On one of our high country lakes last week, I was once again reminded of a cardinal rule of fly fishing; if it isnít working, change! About 11:00 in the morning the Callibaetis hatch began. And just as predictably I started seeing rising fish, big ones! I though to myself that I had this day nailed, as I had tied a number of my favorite Callibaetis patterns for this trip. I reached into my box for a Callibaetis Spinner, which is the bug I was observing on the water and tied it onto 4X...


Pull-over Callibaetis Spinner

Tuesday - August 19, 2014
By Phil Fischer
Callibaetis mayfly hatches are beginning this month and will last through the summer and into early fall. The Callibaetis hatch is unquestionably the most important mayfly hatch on the Cascade Lakes in Central Oregon. Trout key on the nymph stage prior to the hatch, the emerger stage during the hatch, the dun stage on the surface, and spinners returning to lay eggs to begin the cycle anew. Fishing techniques for this insect vary, from nymphs fished beneath an indicator, to wind drifted or...


Olive and Red Chironomid Larvae

Tuesday - August 12, 2014
By Phil Fischer
Early season in Central Oregon is Chironomid time on our many Stillwater fisheries.

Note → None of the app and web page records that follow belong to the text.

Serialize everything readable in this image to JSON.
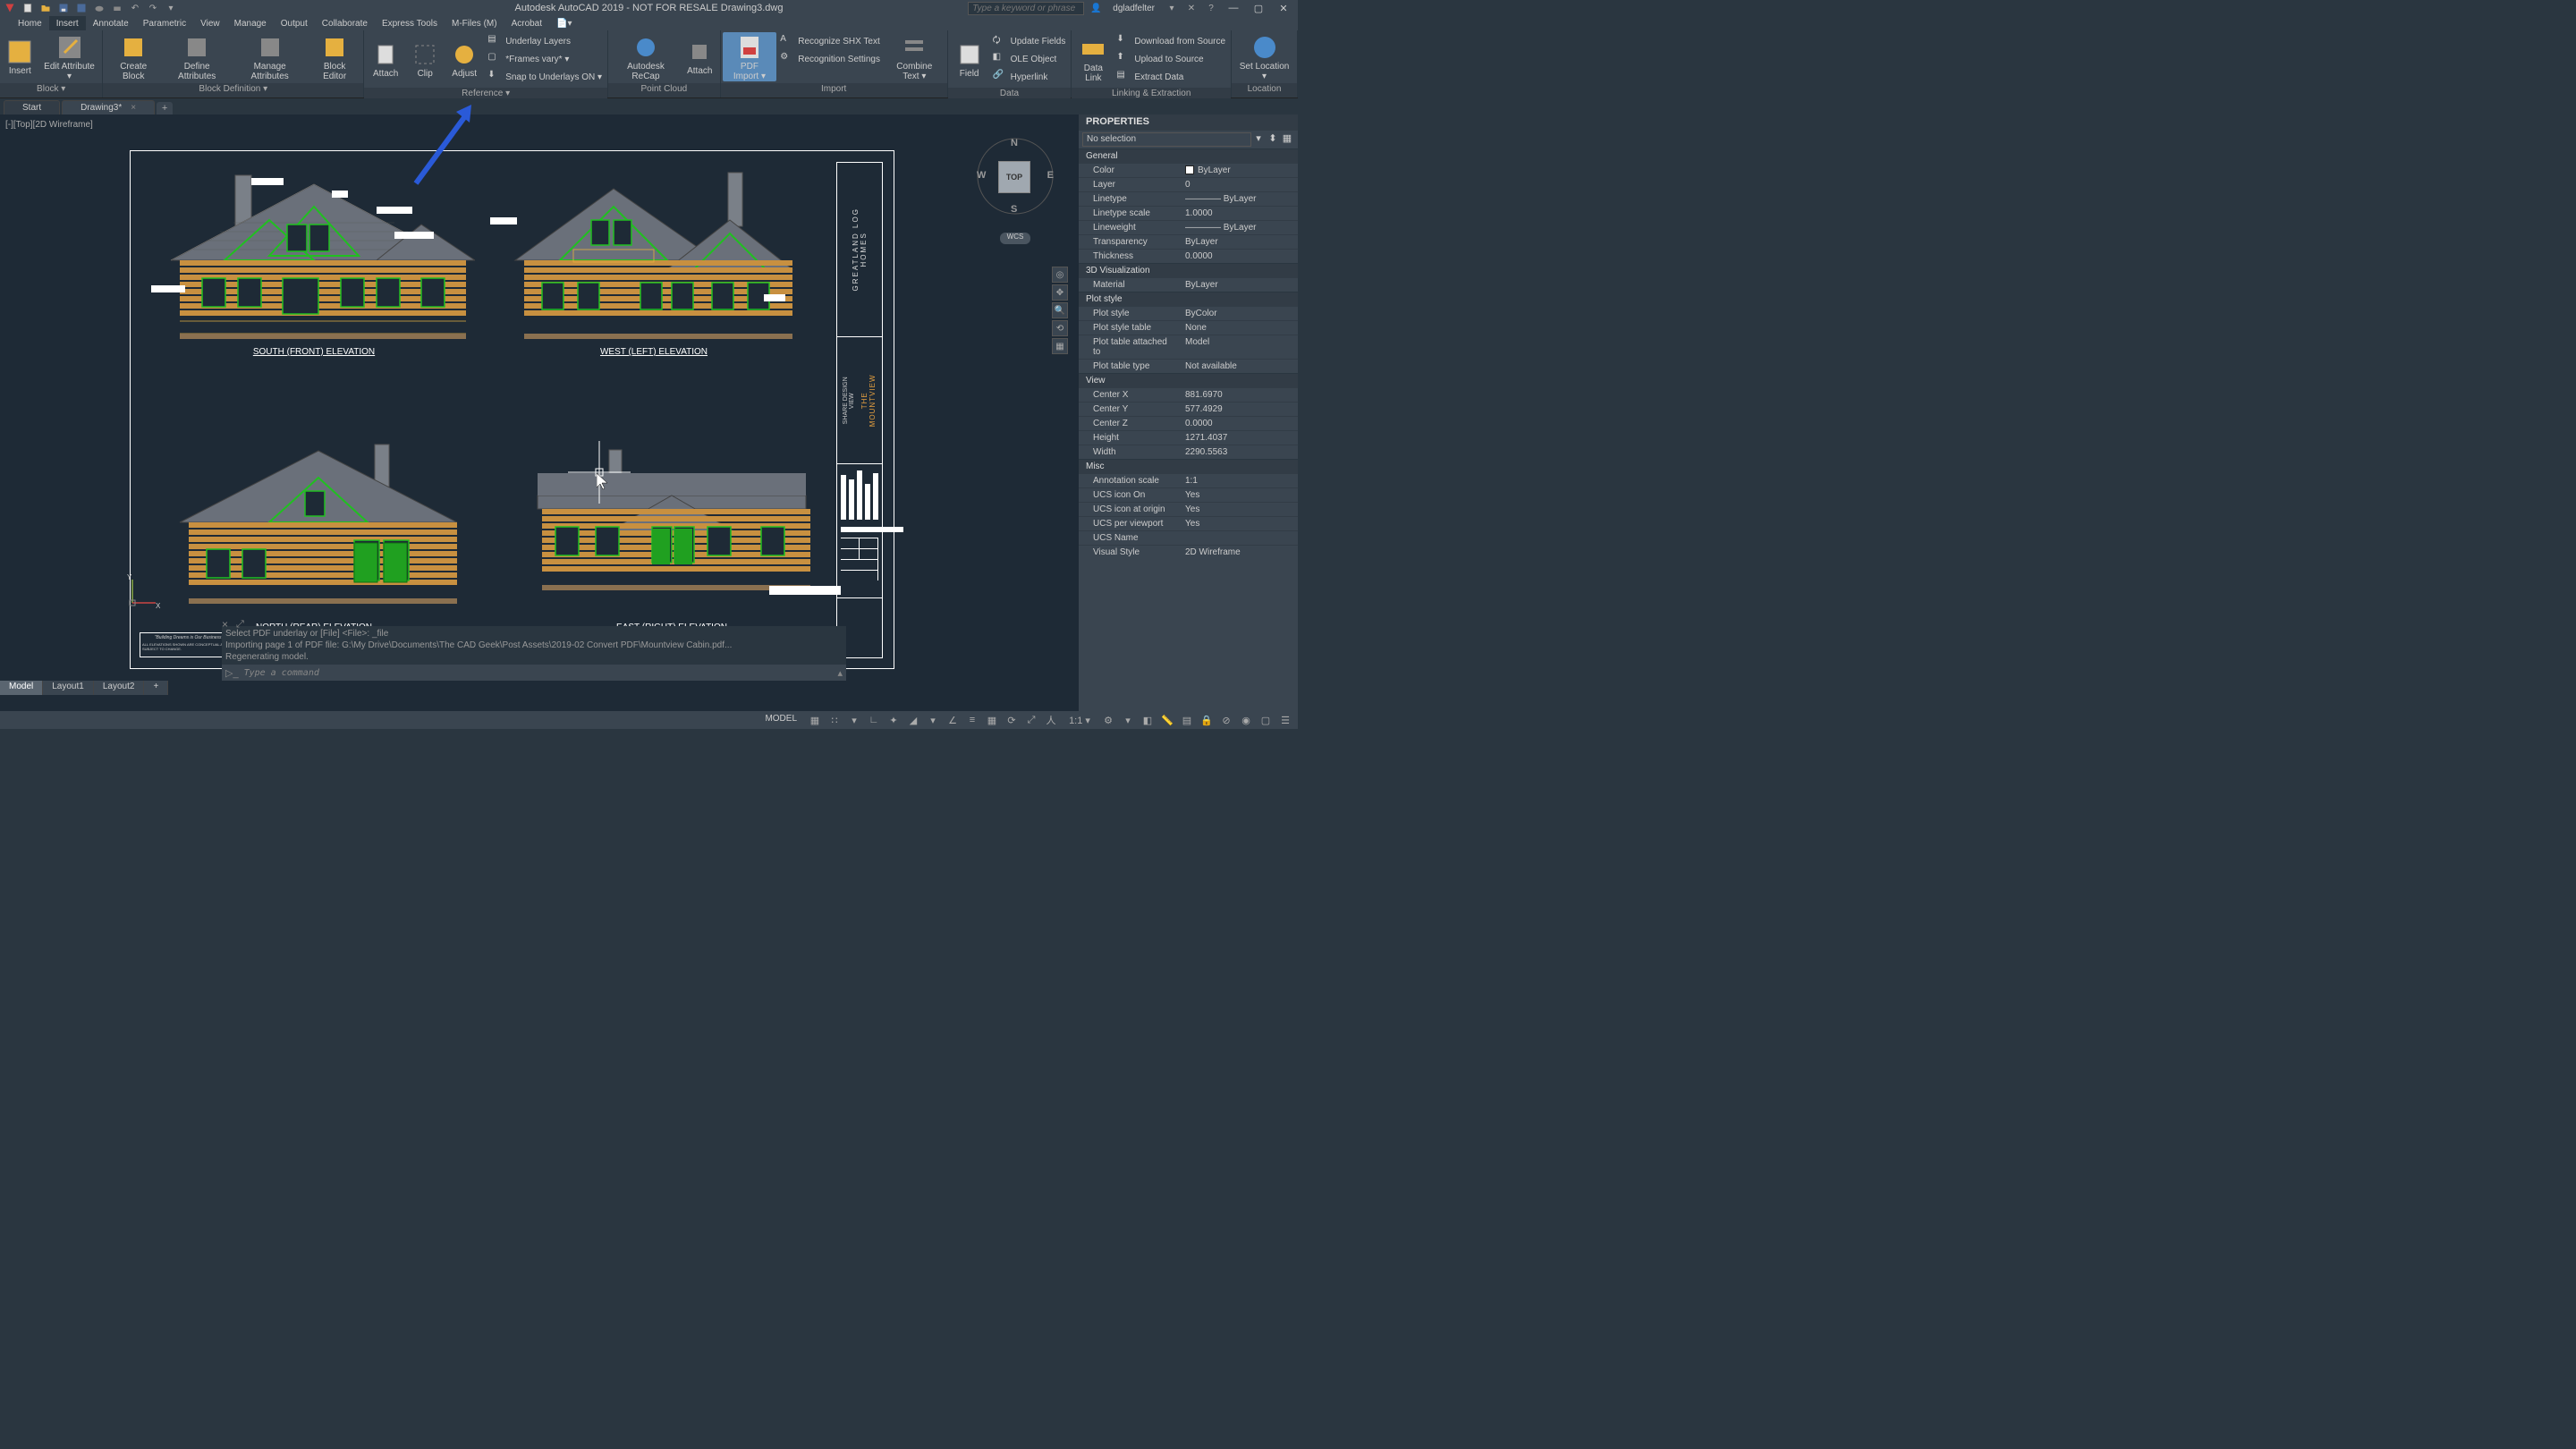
{
  "app": {
    "title": "Autodesk AutoCAD 2019 - NOT FOR RESALE   Drawing3.dwg",
    "search_placeholder": "Type a keyword or phrase",
    "user": "dgladfelter"
  },
  "menus": [
    "Home",
    "Insert",
    "Annotate",
    "Parametric",
    "View",
    "Manage",
    "Output",
    "Collaborate",
    "Express Tools",
    "M-Files (M)",
    "Acrobat"
  ],
  "active_menu": "Insert",
  "ribbon": {
    "panels": [
      {
        "title": "Block ▾",
        "items": [
          "Insert",
          "Edit Attribute ▾"
        ]
      },
      {
        "title": "Block Definition ▾",
        "items": [
          "Create Block",
          "Define Attributes",
          "Manage Attributes",
          "Block Editor"
        ]
      },
      {
        "title": "Reference ▾",
        "items": [
          "Attach",
          "Clip",
          "Adjust"
        ],
        "rows": [
          "Underlay Layers",
          "*Frames vary* ▾",
          "Snap to Underlays ON ▾"
        ]
      },
      {
        "title": "Point Cloud",
        "items": [
          "Autodesk ReCap",
          "Attach"
        ]
      },
      {
        "title": "Import",
        "items": [
          "PDF Import ▾"
        ],
        "rows": [
          "Recognize SHX Text",
          "Recognition Settings"
        ],
        "extra": [
          "Combine Text ▾"
        ]
      },
      {
        "title": "Data",
        "items": [
          "Field"
        ],
        "rows": [
          "Update Fields",
          "OLE Object",
          "Hyperlink"
        ]
      },
      {
        "title": "Linking & Extraction",
        "items": [
          "Data Link"
        ],
        "rows": [
          "Download from Source",
          "Upload to Source",
          "Extract  Data"
        ]
      },
      {
        "title": "Location",
        "items": [
          "Set Location ▾"
        ]
      }
    ]
  },
  "tabs": {
    "start": "Start",
    "file": "Drawing3*"
  },
  "viewport_label": "[-][Top][2D Wireframe]",
  "viewcube": {
    "face": "TOP",
    "n": "N",
    "s": "S",
    "e": "E",
    "w": "W",
    "wcs": "WCS"
  },
  "elevations": {
    "south": "SOUTH (FRONT) ELEVATION",
    "west": "WEST (LEFT) ELEVATION",
    "north": "NORTH (REAR) ELEVATION",
    "east": "EAST (RIGHT) ELEVATION"
  },
  "title_block": {
    "company": "GREATLAND LOG HOMES",
    "project": "THE MOUNTVIEW",
    "share": "SHARE DESIGN VIEW"
  },
  "command": {
    "line1": "Select PDF underlay or [File] <File>: _file",
    "line2": "Importing page 1 of PDF file: G:\\My Drive\\Documents\\The CAD Geek\\Post Assets\\2019-02 Convert PDF\\Mountview Cabin.pdf...",
    "line3": "Regenerating model.",
    "prompt": "Type a command"
  },
  "layout_tabs": [
    "Model",
    "Layout1",
    "Layout2"
  ],
  "properties": {
    "title": "PROPERTIES",
    "selector": "No selection",
    "sections": [
      {
        "name": "General",
        "rows": [
          {
            "label": "Color",
            "value": "ByLayer",
            "swatch": "#fff"
          },
          {
            "label": "Layer",
            "value": "0"
          },
          {
            "label": "Linetype",
            "value": "———— ByLayer"
          },
          {
            "label": "Linetype scale",
            "value": "1.0000"
          },
          {
            "label": "Lineweight",
            "value": "———— ByLayer"
          },
          {
            "label": "Transparency",
            "value": "ByLayer"
          },
          {
            "label": "Thickness",
            "value": "0.0000"
          }
        ]
      },
      {
        "name": "3D Visualization",
        "rows": [
          {
            "label": "Material",
            "value": "ByLayer"
          }
        ]
      },
      {
        "name": "Plot style",
        "rows": [
          {
            "label": "Plot style",
            "value": "ByColor"
          },
          {
            "label": "Plot style table",
            "value": "None"
          },
          {
            "label": "Plot table attached to",
            "value": "Model"
          },
          {
            "label": "Plot table type",
            "value": "Not available"
          }
        ]
      },
      {
        "name": "View",
        "rows": [
          {
            "label": "Center X",
            "value": "881.6970"
          },
          {
            "label": "Center Y",
            "value": "577.4929"
          },
          {
            "label": "Center Z",
            "value": "0.0000"
          },
          {
            "label": "Height",
            "value": "1271.4037"
          },
          {
            "label": "Width",
            "value": "2290.5563"
          }
        ]
      },
      {
        "name": "Misc",
        "rows": [
          {
            "label": "Annotation scale",
            "value": "1:1"
          },
          {
            "label": "UCS icon On",
            "value": "Yes"
          },
          {
            "label": "UCS icon at origin",
            "value": "Yes"
          },
          {
            "label": "UCS per viewport",
            "value": "Yes"
          },
          {
            "label": "UCS Name",
            "value": ""
          },
          {
            "label": "Visual Style",
            "value": "2D Wireframe"
          }
        ]
      }
    ]
  },
  "status": {
    "model": "MODEL",
    "scale": "1:1 ▾"
  },
  "drawing_note": "\"Building Dreams is Our Business\""
}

For this monthís pattern, I have opted for a very easy to tie Chironomid pattern that imitates the larvae form of Chironomids found in our local waters.

The genesis of this pattern was from watching a short video in Phil Rowleyís presentation to the Sunriver Anglers last year. He showed Chironomids wiggling in a small vial. What caught my eye was the olive color of these larvae, along with the reddish...


Cripple CDC Parachute Blue Wing Olive (BWO)

Saturday - March 1, 2014
By Phil Fischer
The moist cool days induced by this late winter pineapple express are perfect to be out fishing the Fall River and Crooked River with Blue Wing Olive mayfly imitations. BWO mayflies hatch mid-day on days like today that feature highs in the mid-40ís and light rain. Hatches can be intense and blanket the water with these insects. The BWO will float for an extended period on the surface, and waiting trout know that and intercept them willingly. But the hatch can also be a very frustrating one...


UV and Biot Callibaetis Soft Hackle

Saturday - February 1, 2014
By Phil Fischer
In mid-winter I dream of being on East Lake fly fishing Callibaetis. But since the lake is currently frozen over, and closed, this time of year my dreams are most vivid while at my vice tying up patterns for next summer. Today found me tying a favorite Callibaetis pattern for indicator fishing, or wind drifting East Lake: the UV and Biot Callibaetis Soft Hackle.

East Lake is well known for its long Callibaetis hatch starting in late May and extending through September. The weed beds...